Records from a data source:
---------------

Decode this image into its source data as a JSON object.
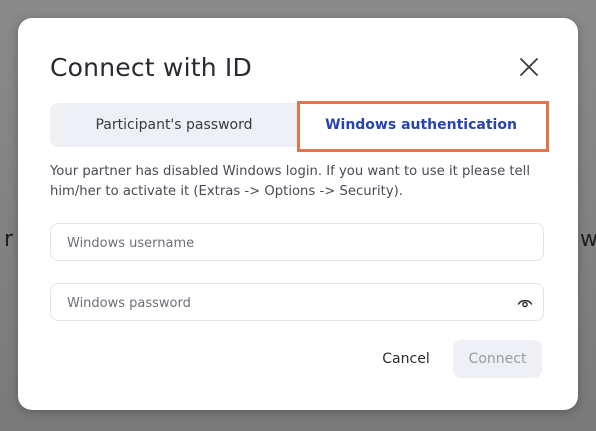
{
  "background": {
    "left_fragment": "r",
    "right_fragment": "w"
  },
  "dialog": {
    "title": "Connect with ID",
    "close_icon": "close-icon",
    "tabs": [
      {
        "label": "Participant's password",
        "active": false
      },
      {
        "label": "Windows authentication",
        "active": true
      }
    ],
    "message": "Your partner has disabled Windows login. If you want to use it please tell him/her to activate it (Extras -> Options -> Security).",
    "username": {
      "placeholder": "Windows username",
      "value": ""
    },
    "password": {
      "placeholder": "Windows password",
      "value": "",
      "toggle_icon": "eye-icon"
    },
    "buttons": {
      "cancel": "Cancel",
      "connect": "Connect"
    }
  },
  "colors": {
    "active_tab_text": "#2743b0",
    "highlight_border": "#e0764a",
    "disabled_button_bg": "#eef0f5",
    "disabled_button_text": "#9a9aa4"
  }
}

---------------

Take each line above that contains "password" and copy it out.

        "label": "Participant's password",
    "password": {
      "placeholder": "Windows password",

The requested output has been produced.